General Fund passes Alabama Senate, advances from House committee
MONTGOMERY — The General Fund budget for Fiscal Year 2021 has made significant headway in the first three days of the Alabama legislature returning to business this week.
The Alabama Senate on Tuesday approved SB 157, the FY21 General Fund budget, as substituted and then amended on the floor by a 31-0 vote.
This General Fund budget, which covers all non-education state spending, sets aside an additional $35 million for the Alabama Department of Public Health along with an increase of $94 million for the Alabama Medicaid Agency. This budget also appropriates an additional $3 million for the Alabama Law Enforcement Agency (ALEA) to hire 25 new state troopers, increases the Department of Corrections’ budget by $23 million and provides an extra $25 million to the Alabama Department of Mental Health.
“This year we pumped up the agencies and departments in need since they are under siege. We also wanted to make sure they had enough resources to properly respond to the issue at hand,” stated State Senator Greg Albritton (R-Atmore), chairman of the Senate Finance and Taxation General Fund Committee.
“We put a priority on public safety, with the increase for additional troopers on the road and conditional appropriations for the Department of Corrections. None of the money allocated was received from the federal government meaning we expect to have additional money made available to the state general fund due to the Covid-19 outbreak,” he continued.

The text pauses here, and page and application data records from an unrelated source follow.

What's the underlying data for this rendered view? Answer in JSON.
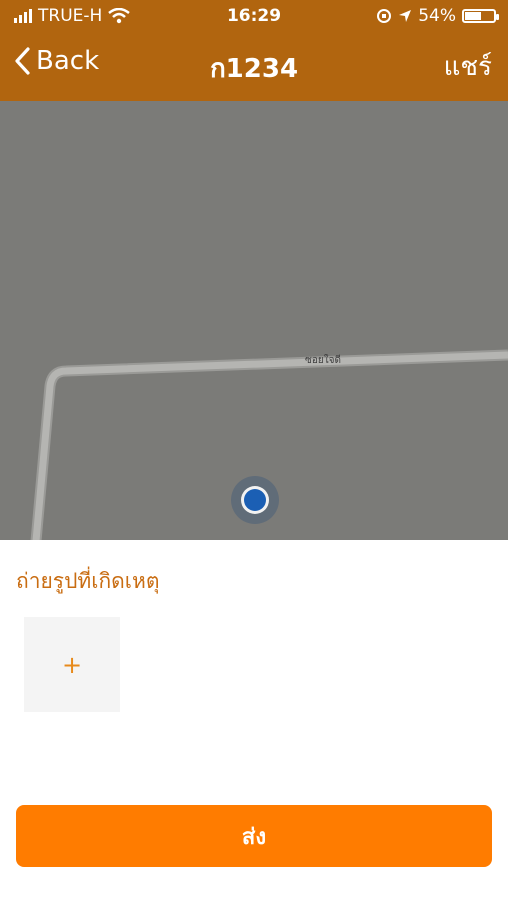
{
  "status_bar": {
    "carrier": "TRUE-H",
    "time": "16:29",
    "battery_percent": "54%",
    "battery_level": 0.54,
    "icons": [
      "signal-icon",
      "wifi-icon",
      "orientation-lock-icon",
      "location-arrow-icon",
      "battery-icon"
    ]
  },
  "nav": {
    "back_label": "Back",
    "title": "ก1234",
    "share_label": "แชร์"
  },
  "map": {
    "street_label": "ซอยใจดี"
  },
  "sheet": {
    "title": "ถ่ายรูปที่เกิดเหตุ",
    "add_photo_label": "+",
    "send_label": "ส่ง"
  },
  "colors": {
    "header": "#b1650f",
    "accent": "#ff7c00",
    "map": "#7b7b78",
    "title_text": "#c96d12"
  }
}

The Alabama Senate also passed State Senator Clyde Chambliss’ (R-Prattville) SB 129, which is a “Rolling Reserve” bill for the General Fund. Albritton said this bill is a show of the body’s conservatism and in his view is part of the budget package, along with supplemental appropriations bills SB 158, SB 160 and SB 161.
“I want to thank Senator Albritton for his hard work — as this budget illustrates, Republicans in the State Legislature remain committed to fiscal discipline. Since 2011, we have cut the state government workforce by 14%, saving taxpayers millions of dollars,” said Senate Majority Leader Greg Reed (R-Jasper) in a statement.
Senate President Pro Tem Del Marsh (R-Anniston) also praised Albritton for his work on the General Fund budget.
“Obviously this is not the budget we thought we would have when the session started, however this is a strong budget that gives state agencies a place to start as they work on their individual budgets for next year,” Marsh outlined. “If we determine that changes to this budget need to be made we can still do so next session without additional expense to the taxpayers in a special session. I want to commend Senator Albritton on a job well done in a difficult situation.”
After passing the Senate, SBs 157, 158, 160, 161 and 129 all advanced to the House Ways and Means General Fund committee, which considered the bills on Wednesday morning.
SBs 158, 160 and 129 all were advanced by the committee without any changes. SB 161 was advanced as amended, as was SB 157. The House committee amendment to SB 157 included relatively minor changes.
One key component of the committee amendment was restoring the state auditor’s office to relatively level funding. State Reps. Rich Wingo (R-Tuscaloosa) and Arnold Mooney (R-Indian Springs) attempted to restore the office to totally level funding, but their effort was defeated by a voice vote in committee.
This came after House Ways and Means General Fund Chairman Steve Clouse (R-Ozark) pointed out that the Senate voted 17-13 on Tuesday to defeat an amendment restoring the office’s budget line item from a 47% cut to level funding; Clouse advised that the funding amount for the state auditor’s office advanced by his committee should be a compromise amount between the chambers and tracks with cuts that had to be made to other agencies and offices.
The House will be in a position beginning Thursday to consider both the General Fund and Education Trust Fund budgets. The education budget has not yet moved through the Senate.
Sean Ross is the editor of Yellowhammer News. You can follow him on Twitter @sean_yhn